What you will do:
When you retype the listing, keep every word exactly as it appears.

The input:
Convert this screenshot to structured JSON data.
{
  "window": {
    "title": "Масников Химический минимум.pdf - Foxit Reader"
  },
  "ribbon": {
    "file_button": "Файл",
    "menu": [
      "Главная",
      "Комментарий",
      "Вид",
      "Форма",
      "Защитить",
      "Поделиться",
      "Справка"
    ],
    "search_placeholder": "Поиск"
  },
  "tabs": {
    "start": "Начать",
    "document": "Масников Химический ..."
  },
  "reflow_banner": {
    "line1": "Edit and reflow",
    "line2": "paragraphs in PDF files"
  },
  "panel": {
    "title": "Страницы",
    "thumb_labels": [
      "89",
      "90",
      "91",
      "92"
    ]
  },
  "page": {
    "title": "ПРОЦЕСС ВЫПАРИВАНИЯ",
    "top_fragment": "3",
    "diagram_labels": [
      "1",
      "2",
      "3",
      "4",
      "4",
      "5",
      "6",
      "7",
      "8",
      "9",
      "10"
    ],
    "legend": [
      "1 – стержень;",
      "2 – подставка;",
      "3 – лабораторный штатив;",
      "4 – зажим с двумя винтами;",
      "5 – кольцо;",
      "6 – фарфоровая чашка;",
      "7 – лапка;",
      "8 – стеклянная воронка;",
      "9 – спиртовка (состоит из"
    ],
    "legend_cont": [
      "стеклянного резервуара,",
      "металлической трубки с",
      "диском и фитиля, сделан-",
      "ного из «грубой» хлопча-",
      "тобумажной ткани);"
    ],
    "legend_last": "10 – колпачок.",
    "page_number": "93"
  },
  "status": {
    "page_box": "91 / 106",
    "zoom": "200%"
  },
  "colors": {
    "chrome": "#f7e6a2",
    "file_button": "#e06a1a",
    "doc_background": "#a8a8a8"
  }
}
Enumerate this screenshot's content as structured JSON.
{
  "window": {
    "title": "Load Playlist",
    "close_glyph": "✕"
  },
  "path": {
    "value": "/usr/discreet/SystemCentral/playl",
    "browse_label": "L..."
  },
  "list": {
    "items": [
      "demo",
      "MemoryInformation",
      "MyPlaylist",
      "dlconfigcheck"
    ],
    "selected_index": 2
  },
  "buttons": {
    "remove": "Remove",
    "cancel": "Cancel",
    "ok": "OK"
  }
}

Written solution:
Convert this screenshot to structured JSON data.
{
  "window": {
    "title": "Масников Химический минимум.pdf - Foxit Reader"
  },
  "ribbon": {
    "file_button": "Файл",
    "menu": [
      "Главная",
      "Комментарий",
      "Вид",
      "Форма",
      "Защитить",
      "Поделиться",
      "Справка"
    ],
    "search_placeholder": "Поиск"
  },
  "tabs": {
    "start": "Начать",
    "document": "Масников Химический ..."
  },
  "reflow_banner": {
    "line1": "Edit and reflow",
    "line2": "paragraphs in PDF files"
  },
  "panel": {
    "title": "Страницы",
    "thumb_labels": [
      "89",
      "90",
      "91",
      "92"
    ]
  },
  "page": {
    "title": "ПРОЦЕСС ВЫПАРИВАНИЯ",
    "top_fragment": "3",
    "diagram_labels": [
      "1",
      "2",
      "3",
      "4",
      "4",
      "5",
      "6",
      "7",
      "8",
      "9",
      "10"
    ],
    "legend": [
      "1 – стержень;",
      "2 – подставка;",
      "3 – лабораторный штатив;",
      "4 – зажим с двумя винтами;",
      "5 – кольцо;",
      "6 – фарфоровая чашка;",
      "7 – лапка;",
      "8 – стеклянная воронка;",
      "9 – спиртовка (состоит из"
    ],
    "legend_cont": [
      "стеклянного резервуара,",
      "металлической трубки с",
      "диском и фитиля, сделан-",
      "ного из «грубой» хлопча-",
      "тобумажной ткани);"
    ],
    "legend_last": "10 – колпачок.",
    "page_number": "93"
  },
  "status": {
    "page_box": "91 / 106",
    "zoom": "200%"
  },
  "colors": {
    "chrome": "#f7e6a2",
    "file_button": "#e06a1a",
    "doc_background": "#a8a8a8"
  }
}
Enumerate this screenshot's content as structured JSON.
{
  "window": {
    "title": "Load Playlist",
    "close_glyph": "✕"
  },
  "path": {
    "value": "/usr/discreet/SystemCentral/playl",
    "browse_label": "L..."
  },
  "list": {
    "items": [
      "demo",
      "MemoryInformation",
      "MyPlaylist",
      "dlconfigcheck"
    ],
    "selected_index": 2
  },
  "buttons": {
    "remove": "Remove",
    "cancel": "Cancel",
    "ok": "OK"
  }
}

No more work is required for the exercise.